Open Access This article is licensed under a Creative Commons Attribution 4.0 International License, which permits use, sharing, adaptation, distribution and reproduction in any medium or format, as long as you give appropriate credit to the original author(s) and the source, provide a link to the Creative Commons licence, and indicate if changes were made. The images or other third party material in this article are included in the article's Creative Commons licence, unless indicated otherwise in a credit line to the material. If material is not included in the article's Creative Commons licence and your intended use is not permitted by statutory regulation or exceeds the permitted use, you will need to obtain permission directly from the copyright holder. To view a copy of this licence, visit The Creative Commons Public Domain Dedication waiver ( applies to the data made available in this article, unless otherwise stated in a credit line to the data.

Reprints and permissions

About this article

Check for updates. Verify currency and authenticity via CrossMark

Cite this article

de Santis, A., Gilberto, G.M., Mangini, S. et al. A medical epopee: recurrent fungal endocarditis, heart transplantation and chylopericardium. BMC Cardiovasc Disord 20, 469 (2020).
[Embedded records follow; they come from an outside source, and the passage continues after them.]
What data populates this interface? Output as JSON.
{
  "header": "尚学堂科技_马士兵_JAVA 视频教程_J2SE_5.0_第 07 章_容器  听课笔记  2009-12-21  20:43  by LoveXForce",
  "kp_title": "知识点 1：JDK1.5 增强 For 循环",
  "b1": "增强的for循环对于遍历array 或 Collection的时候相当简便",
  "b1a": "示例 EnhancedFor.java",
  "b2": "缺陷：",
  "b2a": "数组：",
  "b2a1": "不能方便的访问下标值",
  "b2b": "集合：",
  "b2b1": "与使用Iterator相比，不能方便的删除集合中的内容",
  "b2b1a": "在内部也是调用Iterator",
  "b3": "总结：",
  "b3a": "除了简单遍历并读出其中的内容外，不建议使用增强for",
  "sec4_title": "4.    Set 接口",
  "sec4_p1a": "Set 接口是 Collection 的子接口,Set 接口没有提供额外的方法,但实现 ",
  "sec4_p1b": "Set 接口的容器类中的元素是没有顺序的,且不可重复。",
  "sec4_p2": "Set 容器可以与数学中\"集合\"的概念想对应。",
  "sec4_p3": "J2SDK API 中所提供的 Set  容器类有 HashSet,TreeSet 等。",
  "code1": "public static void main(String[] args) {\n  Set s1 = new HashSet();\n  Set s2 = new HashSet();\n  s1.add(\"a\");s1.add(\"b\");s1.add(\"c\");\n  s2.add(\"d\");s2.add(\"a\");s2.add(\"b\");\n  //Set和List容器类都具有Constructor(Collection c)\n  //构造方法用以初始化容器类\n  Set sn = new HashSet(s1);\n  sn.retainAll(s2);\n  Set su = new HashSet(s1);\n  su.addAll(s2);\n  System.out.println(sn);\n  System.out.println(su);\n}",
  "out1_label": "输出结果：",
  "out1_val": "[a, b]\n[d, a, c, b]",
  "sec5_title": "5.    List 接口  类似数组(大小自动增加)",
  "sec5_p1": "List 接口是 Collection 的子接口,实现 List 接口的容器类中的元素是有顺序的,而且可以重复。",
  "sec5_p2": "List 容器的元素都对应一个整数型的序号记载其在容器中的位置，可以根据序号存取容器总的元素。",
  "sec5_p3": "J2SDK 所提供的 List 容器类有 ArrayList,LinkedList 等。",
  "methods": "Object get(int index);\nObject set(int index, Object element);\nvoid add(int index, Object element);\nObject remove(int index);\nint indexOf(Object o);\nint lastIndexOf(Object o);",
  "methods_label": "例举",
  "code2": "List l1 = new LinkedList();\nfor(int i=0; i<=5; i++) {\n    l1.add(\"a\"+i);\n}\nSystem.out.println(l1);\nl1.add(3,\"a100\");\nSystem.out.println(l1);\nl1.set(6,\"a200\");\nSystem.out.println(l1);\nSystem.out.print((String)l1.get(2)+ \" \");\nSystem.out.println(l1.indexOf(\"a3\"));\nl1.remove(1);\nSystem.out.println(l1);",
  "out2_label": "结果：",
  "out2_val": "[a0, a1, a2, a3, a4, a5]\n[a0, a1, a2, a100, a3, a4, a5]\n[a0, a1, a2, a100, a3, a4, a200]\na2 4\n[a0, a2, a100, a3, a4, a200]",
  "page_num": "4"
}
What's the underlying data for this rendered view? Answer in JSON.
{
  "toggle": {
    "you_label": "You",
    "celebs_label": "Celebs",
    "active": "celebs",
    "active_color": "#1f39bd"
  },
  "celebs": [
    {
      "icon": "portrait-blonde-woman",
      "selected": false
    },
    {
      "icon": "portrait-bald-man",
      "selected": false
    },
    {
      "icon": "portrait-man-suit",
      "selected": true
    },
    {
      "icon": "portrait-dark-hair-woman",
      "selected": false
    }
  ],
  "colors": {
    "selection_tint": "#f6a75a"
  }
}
Download citation

  • Received:

  • Accepted:

  • Published:

  • DOI: